I'm reticent to write too many blog entries about depression. I'm afraid that at some point, people are going to stop being sympathetic and start asking, "Haven't you got this taken care of yet?" like depression is the same as a broken tail light. But as this is just the second one, I'm going to say I'm still safe. You'll let me know when it's too much.
Today was an abysmal day. I seem to have about one really bad day a week, maybe one or two mediocre days, and four or five normal-to-good days. Which is a huge improvement, don't get me wrong. But the abysmal days, well, they suck. And I don't use that word often, so you know it must be true. The normal-to-good days stand in such contrast to the abysmal days that I have to marvel just how broadly the pendulum of my mood can swing.
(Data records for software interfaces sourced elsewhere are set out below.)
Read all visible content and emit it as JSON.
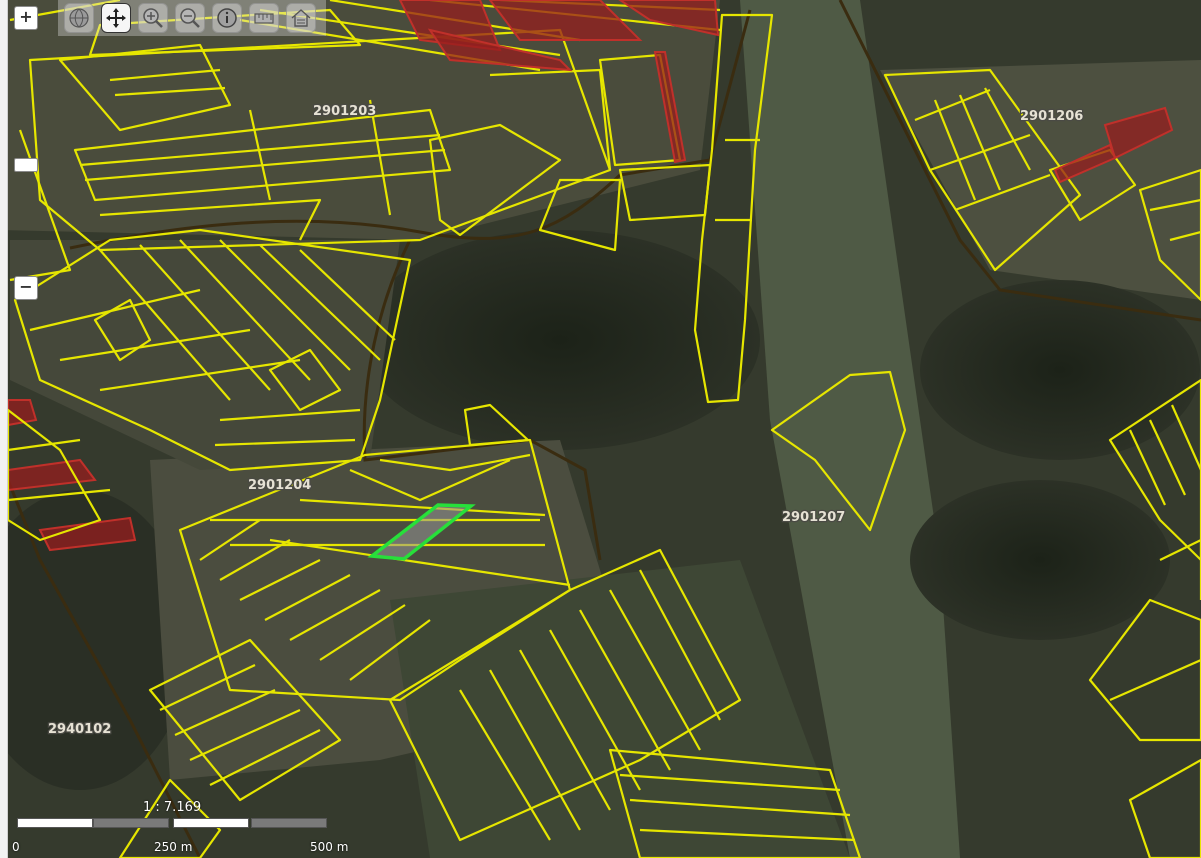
{
  "map": {
    "parcel_labels": [
      "2901203",
      "2901206",
      "2901204",
      "2901207",
      "2940102"
    ],
    "colors": {
      "parcel_outline": "#e6e600",
      "restricted_parcel": "#c0302a",
      "selected_parcel": "#27e03a",
      "cadastral_border": "#3a2c10"
    }
  },
  "toolbar": {
    "tools": [
      "globe-icon",
      "pan-icon",
      "zoom-in-icon",
      "zoom-out-icon",
      "info-icon",
      "measure-icon",
      "home-icon"
    ],
    "active_tool": "pan-icon"
  },
  "zoom": {
    "plus": "+",
    "minus": "−"
  },
  "scale": {
    "ratio": "1 : 7.169",
    "ticks": [
      "0",
      "250 m",
      "500 m"
    ]
  }
}
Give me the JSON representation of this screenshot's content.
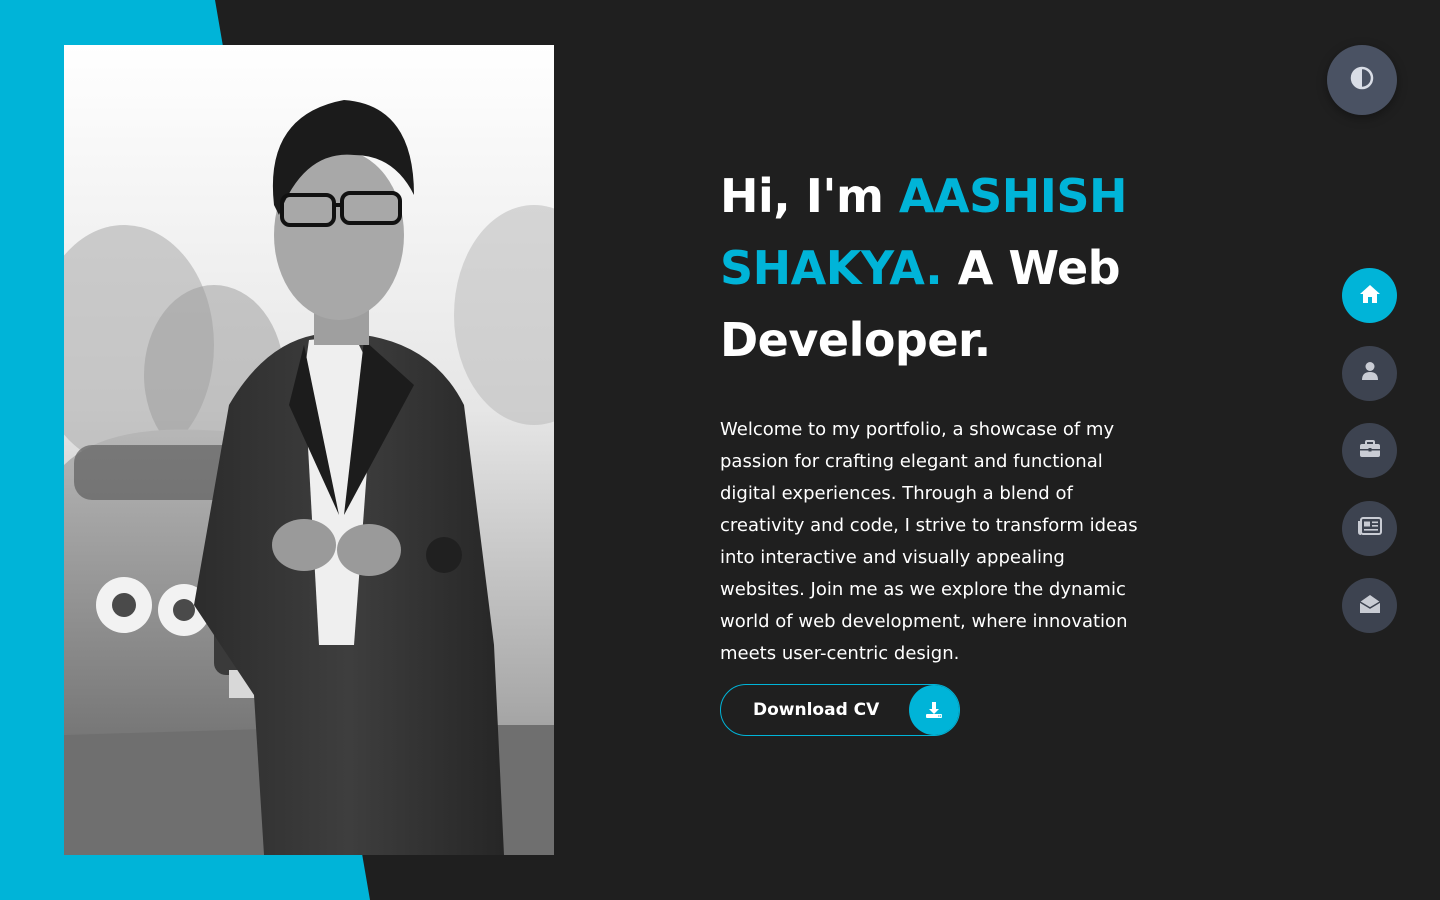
{
  "colors": {
    "accent": "#00b4d8",
    "background": "#1f1f1f",
    "nav_button": "#3d4350",
    "toggle_button": "#4a5263",
    "text": "#ffffff"
  },
  "hero": {
    "greeting": "Hi, I'm ",
    "name": "AASHISH SHAKYA.",
    "role": " A Web Developer.",
    "intro": "Welcome to my portfolio, a showcase of my passion for crafting elegant and functional digital experiences. Through a blend of creativity and code, I strive to transform ideas into interactive and visually appealing websites. Join me as we explore the dynamic world of web development, where innovation meets user-centric design."
  },
  "cta": {
    "label": "Download CV",
    "icon": "download-icon"
  },
  "theme_toggle": {
    "icon": "contrast-icon"
  },
  "nav": {
    "items": [
      {
        "name": "home",
        "icon": "home-icon",
        "active": true
      },
      {
        "name": "about",
        "icon": "user-icon",
        "active": false
      },
      {
        "name": "portfolio",
        "icon": "briefcase-icon",
        "active": false
      },
      {
        "name": "blog",
        "icon": "newspaper-icon",
        "active": false
      },
      {
        "name": "contact",
        "icon": "envelope-open-icon",
        "active": false
      }
    ]
  }
}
You don't want to be standing on the wrong end of that thing when it's coming toward you, I can tell you right now.
For some bizarre reason, I love books about mountain climbing. (Stay with me here, it'll all make sense in a minute.) Something about the way a person challenges himself against an impossible task like climbing a mountain intrigues me. You know God didn't put mountains on the Earth for people to actually climb - they're there for decoration. We don't climb chandeliers just because they're the highest point on the ceiling. But I digress. Back to the subject at hand, mountain climbing. Everything I learned about climbing mountains, I learned from books. Ed Viesturs wrote an excellent book called "No Shortcuts To The Top" about his experiences climbing the 14 highest peaks in the world. On K2, he and his partner were roped together when an avalanche struck, washing his partner down the mountain and pulling him down too. They were nearing the edge of the mountain when Ed was able to get his ice ax underneath him and perform a self-arrest, digging the ax into the ice and coming to a stop. He and his partner ended up only 600 feet away from a insane drop, something like 15,000 feet.
Days, to me, are like mountains. Some days are a pleasant stroll up a gentle hill, covered in wildflowers and deer grazing and beautiful vistas. Those days are rare. Most days are some effort - a steeper slope, maybe loose gravel underfoot, but if you're looking the flowers are still there, as are the views. (The deer may or may not have been eaten by a mountain lion - it depends on the day.) Most days you work up a sweat, but it feels good - you go to bed tired but satisfied. Days like today are the real challenge, the big mountains - these are the days that everyone has when nothing is going right, you woke up on the wrong side of bed, everything irritates you or something genuinely bad happens. Plus it's raining (on the metaphorical mountain, not in real life.) We all have days like this. For me, depression is the avalanche. It is the unexpected factor that sweeps me off my feet and sends me hurtling to the valley floor.
What I truly needed today was a self-arrest. I could tell I was sliding downhill, but I kept doing things that not only didn’t help, but actually made it worse. Watching tv. Surfing the internet. Playing computer games. Basically, staying glued to the couch. I needed to get up and moving. I could have called a friend. I could have (gasp!) cleaned something. I don’t want to think I’m a fundamentally lazy person, but on bad days I seem to have lost the strength to do the hard things in life. And yes, by hard things I mean cleaning and writing and other “work”. I need to come up with a plan, so that the next time I see the avalanche coming, I can whip out my ice ax and stay grounded, instead of being washed away by the emotional flood.
I don’t know what my technique is going to be yet, but that’s my next goal. Find ways to stop bad days from becoming abysmal days. If you have a technique that has worked for you, please share it in the comments. I can’t make every day good, but I can do something, I think. And on a brighter note, I rarely have two abysmal days in a row. The next day is always better. Maybe it’s because the rain makes everything smell so good afterwards, metaphorically speaking. The grass is a little greener for it. I never want to lose sight of the fact that, no matter how intimidating, mountains are always beautiful.